Though McLean holds space for anyone defining themselves as non-binary, whether or not they’re also trans, he contends that “while each individual has autonomy and agency to classify themselves (or not) how they see fit, we can’t act like, for example, patriarchy isn’t still standing there with a belt and a switch and a gun in his hand.” The personal ways we identify are influenced, consciously and unconsciously, by the broader, oppressive systems at play. Therefore, as long as we live in a transphobic society where being transphobic has material benefits, McLean argues that an individual’s not-trans non-binary identity formation can often be rooted in transphobia.
“When a lot of people who are just trying to distance themselves from the antagonism of being a cis person start to adopt language that a lot of us [trans folk] have used, fleshed out and been targeted for, it’s like: What do you mean? Because that’s not how this really works,” Harrison says. “What’s the cognitive dissonance that’s happening there for you to want to run away from transness, but want to live under non-cisness?”
Considering the ways trans people over-index in poverty, houselessness, joblessness, violence and beyond, non-trans non-binary folk—especially those with various privileges based on how they’re read in public—can circumvent these ills.

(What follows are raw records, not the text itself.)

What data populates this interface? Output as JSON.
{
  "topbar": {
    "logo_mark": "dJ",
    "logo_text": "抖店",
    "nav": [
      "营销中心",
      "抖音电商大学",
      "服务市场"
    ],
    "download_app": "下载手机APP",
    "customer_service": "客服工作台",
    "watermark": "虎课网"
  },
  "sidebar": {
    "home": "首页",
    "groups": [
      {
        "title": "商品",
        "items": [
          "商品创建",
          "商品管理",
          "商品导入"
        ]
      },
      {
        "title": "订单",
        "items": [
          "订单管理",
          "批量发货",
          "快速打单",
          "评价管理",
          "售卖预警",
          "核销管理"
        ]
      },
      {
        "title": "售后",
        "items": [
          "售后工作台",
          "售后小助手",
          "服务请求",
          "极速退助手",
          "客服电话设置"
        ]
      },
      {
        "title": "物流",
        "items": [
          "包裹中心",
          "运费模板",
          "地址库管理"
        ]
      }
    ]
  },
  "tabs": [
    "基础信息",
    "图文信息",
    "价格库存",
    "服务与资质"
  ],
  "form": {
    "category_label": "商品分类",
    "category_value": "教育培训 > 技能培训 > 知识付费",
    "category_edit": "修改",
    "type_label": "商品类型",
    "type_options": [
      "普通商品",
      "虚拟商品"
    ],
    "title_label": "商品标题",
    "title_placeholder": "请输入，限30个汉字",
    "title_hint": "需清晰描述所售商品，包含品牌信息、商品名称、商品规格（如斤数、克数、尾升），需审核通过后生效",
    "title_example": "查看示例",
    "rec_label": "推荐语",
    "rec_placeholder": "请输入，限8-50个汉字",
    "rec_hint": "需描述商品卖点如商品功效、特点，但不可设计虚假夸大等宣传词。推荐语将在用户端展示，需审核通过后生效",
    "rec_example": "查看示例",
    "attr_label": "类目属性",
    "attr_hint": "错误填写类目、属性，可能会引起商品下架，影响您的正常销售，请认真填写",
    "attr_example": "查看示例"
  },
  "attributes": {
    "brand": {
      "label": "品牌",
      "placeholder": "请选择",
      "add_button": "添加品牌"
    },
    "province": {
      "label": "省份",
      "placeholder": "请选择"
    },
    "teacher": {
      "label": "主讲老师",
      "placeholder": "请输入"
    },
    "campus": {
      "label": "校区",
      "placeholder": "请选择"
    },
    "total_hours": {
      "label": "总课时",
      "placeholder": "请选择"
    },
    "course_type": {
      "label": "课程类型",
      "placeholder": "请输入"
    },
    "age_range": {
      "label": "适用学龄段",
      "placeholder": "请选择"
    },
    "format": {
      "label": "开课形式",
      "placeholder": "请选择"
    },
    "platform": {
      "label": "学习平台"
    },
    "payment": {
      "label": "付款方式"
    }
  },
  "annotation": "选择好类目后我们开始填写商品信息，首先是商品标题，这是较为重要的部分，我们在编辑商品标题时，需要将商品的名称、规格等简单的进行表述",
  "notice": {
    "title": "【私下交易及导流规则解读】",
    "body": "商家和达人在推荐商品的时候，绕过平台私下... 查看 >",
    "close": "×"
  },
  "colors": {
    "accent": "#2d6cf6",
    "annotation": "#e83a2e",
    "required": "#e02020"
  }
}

Moreover, as non-binary identities and aesthetics are increasingly considered fashionable, entertaining and edgy (when embraced by specific bodies), this growing cohort gets all the newfound potential benefits of not being seen as cis while evading the struggles of trans people.
Though I want for no one, trans, cis or otherwise, to experience these types of violence, we must grapple with the ways in which the articulation of some identities might further marginalize others.

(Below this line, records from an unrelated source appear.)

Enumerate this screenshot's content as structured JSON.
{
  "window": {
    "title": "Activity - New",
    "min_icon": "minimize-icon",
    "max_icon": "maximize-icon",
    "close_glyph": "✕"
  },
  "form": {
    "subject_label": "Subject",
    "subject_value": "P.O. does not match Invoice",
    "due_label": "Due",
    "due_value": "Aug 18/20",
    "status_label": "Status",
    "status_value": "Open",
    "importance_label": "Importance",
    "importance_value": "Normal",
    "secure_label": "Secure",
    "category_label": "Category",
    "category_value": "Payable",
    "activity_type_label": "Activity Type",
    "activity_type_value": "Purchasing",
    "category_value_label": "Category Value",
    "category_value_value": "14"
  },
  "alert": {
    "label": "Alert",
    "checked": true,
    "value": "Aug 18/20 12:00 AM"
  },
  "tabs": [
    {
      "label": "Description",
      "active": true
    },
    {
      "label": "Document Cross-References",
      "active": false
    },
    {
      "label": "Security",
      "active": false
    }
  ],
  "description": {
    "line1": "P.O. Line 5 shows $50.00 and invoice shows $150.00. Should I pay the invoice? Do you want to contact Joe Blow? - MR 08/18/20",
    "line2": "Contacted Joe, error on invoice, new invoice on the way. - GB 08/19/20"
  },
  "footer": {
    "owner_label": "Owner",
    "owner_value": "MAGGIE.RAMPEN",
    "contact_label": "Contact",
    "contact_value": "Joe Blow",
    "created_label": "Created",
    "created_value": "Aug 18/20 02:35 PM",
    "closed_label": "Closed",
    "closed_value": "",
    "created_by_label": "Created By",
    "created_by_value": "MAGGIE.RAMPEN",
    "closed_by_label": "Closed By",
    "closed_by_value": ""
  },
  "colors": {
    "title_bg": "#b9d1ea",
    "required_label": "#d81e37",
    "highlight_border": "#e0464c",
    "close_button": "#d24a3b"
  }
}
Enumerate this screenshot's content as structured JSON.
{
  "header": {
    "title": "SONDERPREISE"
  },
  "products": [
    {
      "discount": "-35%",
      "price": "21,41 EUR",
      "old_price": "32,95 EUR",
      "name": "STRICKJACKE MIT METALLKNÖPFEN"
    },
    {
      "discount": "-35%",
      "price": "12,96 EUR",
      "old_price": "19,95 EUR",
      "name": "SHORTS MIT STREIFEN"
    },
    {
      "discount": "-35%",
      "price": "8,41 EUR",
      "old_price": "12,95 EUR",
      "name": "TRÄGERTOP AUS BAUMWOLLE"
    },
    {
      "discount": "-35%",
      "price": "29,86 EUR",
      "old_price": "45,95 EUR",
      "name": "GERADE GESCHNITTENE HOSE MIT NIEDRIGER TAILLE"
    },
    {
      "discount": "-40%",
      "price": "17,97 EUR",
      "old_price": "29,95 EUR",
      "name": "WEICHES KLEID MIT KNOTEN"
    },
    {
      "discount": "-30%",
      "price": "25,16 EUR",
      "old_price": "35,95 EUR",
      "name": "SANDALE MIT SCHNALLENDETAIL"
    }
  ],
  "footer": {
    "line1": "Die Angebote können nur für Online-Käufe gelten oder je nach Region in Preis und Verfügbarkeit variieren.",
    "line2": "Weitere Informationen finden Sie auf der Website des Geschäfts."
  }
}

“This is a difficult conversation to have because it’s a discussion, ultimately, about people struggling to be free, and if it’s a possibility to ever be free from the domination of someone else’s definition of who you are, or limited by that,” McLean admits. And though there may be concerns about the motivations of non-trans non-binary people, “we don’t live in a safe society for them to be trans in the first place. That’s something we also cannot deny.”
When I set out to write this story some months ago, I wanted to make sense of what I saw in the world. After a host of interviews (some that didn’t make it into the final version of this story), I’m not sure I have any greater clarity. What I know for sure is that language is an ever-evolving constellation and it truly can be used in countless ways to describe, define and articulate our relationships, or lack thereof, to our genders, whether self-determined or those foisted upon us. And at the same time, language fails us; it’s unable to fully capture our brilliance. Maybe our never-ending attempt to fit ourselves into its confines is the gag of it all. But just because this potential multiplicity exists doesn’t mean our words and identities operate in a vacuum.

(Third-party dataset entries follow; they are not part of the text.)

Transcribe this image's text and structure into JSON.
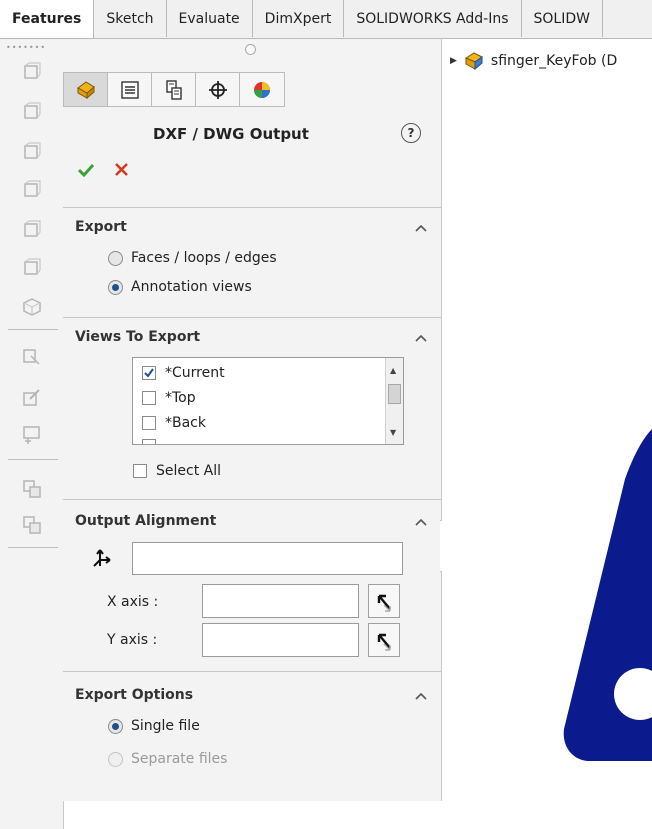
{
  "tabs": [
    "Features",
    "Sketch",
    "Evaluate",
    "DimXpert",
    "SOLIDWORKS Add-Ins",
    "SOLIDW"
  ],
  "property_manager": {
    "title": "DXF / DWG Output",
    "help_glyph": "?",
    "tab_icons": [
      "feature-manager-icon",
      "property-manager-icon",
      "configuration-manager-icon",
      "dimxpert-manager-icon",
      "display-manager-icon"
    ],
    "export": {
      "label": "Export",
      "options": [
        "Faces / loops / edges",
        "Annotation views"
      ],
      "selected": "Annotation views"
    },
    "views_to_export": {
      "label": "Views To Export",
      "items": [
        {
          "label": "*Current",
          "checked": true
        },
        {
          "label": "*Top",
          "checked": false
        },
        {
          "label": "*Back",
          "checked": false
        }
      ],
      "select_all": "Select All"
    },
    "output_alignment": {
      "label": "Output Alignment",
      "x_axis": "X axis :",
      "y_axis": "Y axis :"
    },
    "export_options": {
      "label": "Export Options",
      "single": "Single file",
      "separate": "Separate files"
    }
  },
  "tree": {
    "item": "sfinger_KeyFob  (D"
  },
  "colors": {
    "part_fill": "#0b1a8c",
    "accept": "#3aa336",
    "cancel": "#d23a1f"
  }
}
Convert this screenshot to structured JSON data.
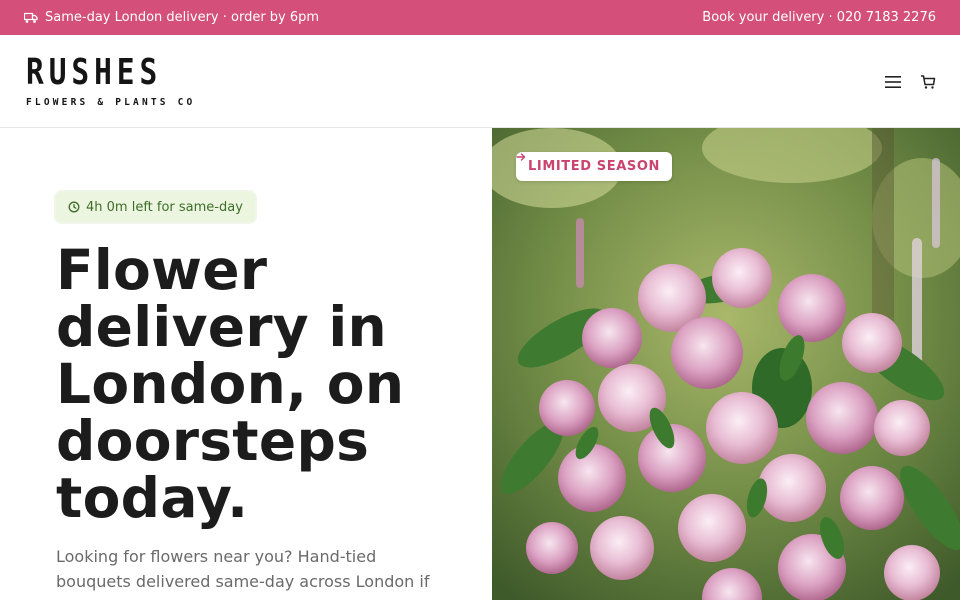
{
  "topbar": {
    "delivery_text": "Same-day London delivery · order by 6pm",
    "booking_text": "Book your delivery · 020 7183 2276",
    "background_color": "#d4507a"
  },
  "header": {
    "logo_text": "RUSHES",
    "logo_subtitle": "FLOWERS & PLANTS CO",
    "icons": [
      "menu-icon",
      "cart-icon"
    ]
  },
  "hero": {
    "timer_text": "4h 0m left for same-day",
    "headline": "Flower delivery in London, on doorsteps today.",
    "subcopy": "Looking for flowers near you? Hand-tied bouquets delivered same-day across London if",
    "season_badge": "LIMITED SEASON",
    "accent_color": "#c9446e",
    "timer_color": "#3f6d2a"
  }
}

And yet, we must hold the inherent power non-binary non-trans people may feel in naming and claiming their identities in the ways that make most sense for them. We must recognize each individual’s right to do so, even when the meanings they give to terms might be different than ours.
Because in their own way, they, too, are bucking up against a rigged and rigid system. They, too, are extending an invitation to others, one that says, in the words of poet Lucille Clifton, “Won’t you celebrate with me what I have shaped into a kind of life?”
After all, gender is a scam.